The Moviegoer: Limitless

Within the last week, I have spent time doing what I love to do--going to movies. I talked in the last entry about Jane Eyre. Since then I have seen four more films, all of which were good entertainment and which I  can recommend highly.


I have been a fan of Bradley Cooper's for what seems a long time, actually since his work in Sex and the City. One my favorite moments in The Hangover was at the end where he carries his son around asleep on his shoulder--a moment so true to the character that it touched me deeply.  

In Limitless, Cooper's character is an unfocussed writer whose messy apartment is meant to be the externalization of his inability to do anything with his life. Through a series of events, he takes a drug which allows him to use 100 per cent of his brain. From the moment he takes it, we know he won't be able to stop. Abruptly the loser becomes a winner, able to see the squalor he lives in and able to organize it all. He no longer has writer's block. He suddenly can understand art and teaches himself to play the piano. He suddenly sees how to turn a small amount of money into millions.

All goes well until he notices that someone is following him--he  knows for the drug--and he begins a downward spiral as he stops taking the drug. What happens next is riveting, with exciting twists and turns. Robert DeNiro shows up and offers appropriate menace.

The film has several innovative techniques that I will not detail, but  expect to be dazzled in places.

Friday, March 18, 2011

The Moviegoer: A New Jane

Talbot's The Fruit Sellers, ca 1845, from Wikipedia Commons.
 William Henry Fox Talbot [a contemporary of Louis Daguerre, inventor of the daguerreotype] left a legacy of fascinating of English photographs called calotypes, a process he patented in 1841. The unique look of Talbot's work was obviously the inspiration for the 2011 BBC film version of Jane Eyre, starring Mia Wasikowska and Michael Fassbender.

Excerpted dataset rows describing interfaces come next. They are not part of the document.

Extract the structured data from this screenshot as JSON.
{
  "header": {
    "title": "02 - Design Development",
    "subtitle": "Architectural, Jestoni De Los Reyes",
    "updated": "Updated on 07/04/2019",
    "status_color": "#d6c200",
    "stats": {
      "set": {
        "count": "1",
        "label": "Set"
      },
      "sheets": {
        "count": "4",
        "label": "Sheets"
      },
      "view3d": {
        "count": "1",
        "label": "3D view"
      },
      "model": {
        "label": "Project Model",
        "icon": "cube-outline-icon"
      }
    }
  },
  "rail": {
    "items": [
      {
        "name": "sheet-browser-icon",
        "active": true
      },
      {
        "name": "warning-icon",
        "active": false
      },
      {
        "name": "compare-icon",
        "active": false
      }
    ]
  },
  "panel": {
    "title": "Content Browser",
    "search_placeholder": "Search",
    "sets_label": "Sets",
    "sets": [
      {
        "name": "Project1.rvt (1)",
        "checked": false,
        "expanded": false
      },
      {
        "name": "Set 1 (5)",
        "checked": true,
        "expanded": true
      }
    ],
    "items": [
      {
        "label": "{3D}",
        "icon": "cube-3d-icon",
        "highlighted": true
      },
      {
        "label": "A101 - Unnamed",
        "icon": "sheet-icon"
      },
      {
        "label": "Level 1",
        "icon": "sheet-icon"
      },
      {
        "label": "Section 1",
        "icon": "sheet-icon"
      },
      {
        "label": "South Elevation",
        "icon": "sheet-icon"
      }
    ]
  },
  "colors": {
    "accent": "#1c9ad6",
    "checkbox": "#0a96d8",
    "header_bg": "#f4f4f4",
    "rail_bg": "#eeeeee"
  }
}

I have to admit, I've fallen a bit in love with Miss Wasikowska, who is indeed an 1840s beauty. Thin and brooding, she conveys not only Jane's strength but also her passion. When Rochester asks her about her sad story, we know the depth of her refusal to share her secrets with him. Fassbender, the Romantic and mysterious Rochester makes a great match for Jane. It is great pleasure also to see Dame Judi Dench as the housekeeper.

I have seen countless film versions of the book, this version with its marvelous sense of period and look, totally enchanted me. I can't wait to see it again.

Articles on the film: